Lina Bernaola, PhD Student

Lina Bernaola knee deep in her rice experiment
Lina Bernaola knee deep in her rice experiment

“If you would have asked me during my first year of my PhD, I would have never thought that I would do all the things that I’ve done.”

2019 Friends of Southern IPM Award Recipient

PhD Student Category

Lina Bernaola

Research is an important aspect of agriculture and IPM, as it ensures livelihood of farms and families. In the case of our Friends of Southern IPM PhD recipient, Lina Bernaola, she wants to be sure that her research impacts agriculture in real ways. As a PhD student at Louisiana State University graduating this month (May 2019), Bernaola is continually looking for ways to share knowledge in a way that solves real-world problems. Through outreach, research, and international and extension work, she is significantly influencing the world of agriculture and IPM.

Lina checking rice seedlings in a mycorrhizal experiment in the field in 2017
Checking rice seedlings in a mycorrhizal
experiment in the field in 2017
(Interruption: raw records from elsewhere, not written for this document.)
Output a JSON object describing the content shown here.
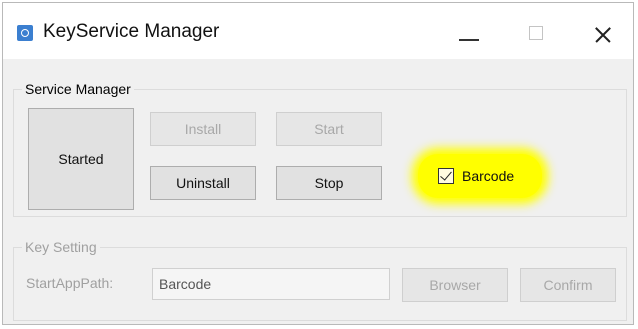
{
  "window": {
    "title": "KeyService Manager"
  },
  "service_manager": {
    "legend": "Service Manager",
    "started_label": "Started",
    "install_label": "Install",
    "start_label": "Start",
    "uninstall_label": "Uninstall",
    "stop_label": "Stop",
    "barcode_checkbox": {
      "label": "Barcode",
      "checked": true
    }
  },
  "key_setting": {
    "legend": "Key Setting",
    "start_app_path_label": "StartAppPath:",
    "start_app_path_value": "Barcode",
    "browser_label": "Browser",
    "confirm_label": "Confirm"
  },
  "colors": {
    "highlight": "#ffff00",
    "app_icon": "#3b7fd0"
  },
  "icons": [
    "app-icon",
    "minimize-icon",
    "maximize-icon",
    "close-icon",
    "checkmark-icon"
  ]
}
Bernaola has been working on her dissertation for 5 years and is researching the effects of the symbiotic relationship between soil fungi and the roots of rice plants. Her doctoral research involves investigations on the effect of Arbuscular Myccorrhizal (AM) fungi on rice resistance against insects and pathogens. Rice in Louisiana is attacked by multiple herbivores and pathogens, making this an interesting model for the study of herbivore-plant interactions.

However, very few studies have examined whether AM fungi in rice roots change the resistance of rice to pests. Her results have indicated, for the first time in the United States, that AM fungi colonization reduces the resistance of rice to insects such as the rice water weevil, fall armyworm, and stem-boring lepidoptera as well as a disease pathogen the sheath blight of rice. Also, she found that this effect depends on soil type, and this does not seem to be mitigated by AM fungi-induced changes in plant nutrition.

Lina counting densities of rice water weevil (RWW) larvae and pupae from one of the mycorrhizal rice plots of my field experiments in 2018
Counting densities of rice water weevil (RWW) larvae
and pupae from one of the mycorrhizal rice plots of
her field experiments in 2018

She is wrapping up the last bit of her research by looking at how colonization by AM fungi alters plant defense signaling and expression of resistance-related metabolites. She is especially excited about how this research could impact the rice system regarding “more effective and sustainable strategies to control or reduce pest damage in rice.” In one of her most recent experiments, she has also examined the effect of AMF seed treatments on rice yields and tolerance following herbivore injury; this may have direct applications in rice production.


Lina in the Philippines using a carabao (bull) for land preparation in the field
In the Philippines using a carabao (bull) for land
preparation in the field

Bernaola has done extensive work with collaborators to get the most robust and comprehensive research possible. For example, she collaborated with other rice entomologists from different universities in the United States such as Texas A&M, University of Arkansas, and Mississippi State. This collaboration resulted in the publication of one of her dissertation chapters.

Her curiosity of the differences in rice production led to an international trip to many places, such as the Philippines. She was able to talk to the locals about their rice production and the different pests that they manage. Through this way of studying, not only was Bernaola able to see more sustainable ways of managing the aforementioned pests, but she was also able to understand the potential impact of the work that she was doing. As if that wasn’t thorough enough, Bernaola also took a trip to a rice institute in Malaysia.  She adds,

“I see so many smart people heavily invested in only their research that, when they finish their PhD, they don’t know that there are options beyond academic research, such as industry. I didn’t want that for me, because I wanted to explore as many options as possible.”

Lina teaching children at Ag Magic
Teaching children at Ag Magic
Outside of her research, Bernaola works hard to make sure that she is impacting the next generation of agriculturalists through outreach events, such as LSU’s Ag Magic. In this event, children explore the role that agriculture plays in their daily lives through an interactive and visually stimulating, educational journey. Again, with the goal of going beyond her research, this annual event explores things like culture and why insects are important. While she loves working with children, she also likes hearing the types and volumes of questions that people are asking about agriculture to keep her research simple, grounded, and motivated.

As graduation approaches, Bernaola will continue to make waves in the agriculture community. She wants to use laboratory and field research to study the molecular, biochemical, and physiological basis of plant-mediated insect interactions and beneficial microorganisms to manage plant pests in the field. She wishes to contribute to developing insect pest management strategies that will allow the production of high-yielding and high-quality crops to help fight poverty and hunger. Ultimately, she has learned to pursue “science with patience” in order to obtain the most precise research results.

Each year, the Southern IPM Center recognizes graduate students with extraordinary potential to contribute to the development and implementation of research, extension, or implementation of Integrated Pest Management (IPM) in the Southern Region of the United States. The RFA for next year’s nominations will be released in Fall of 2019. For more information about this award, other recipients, and other projects,  click here..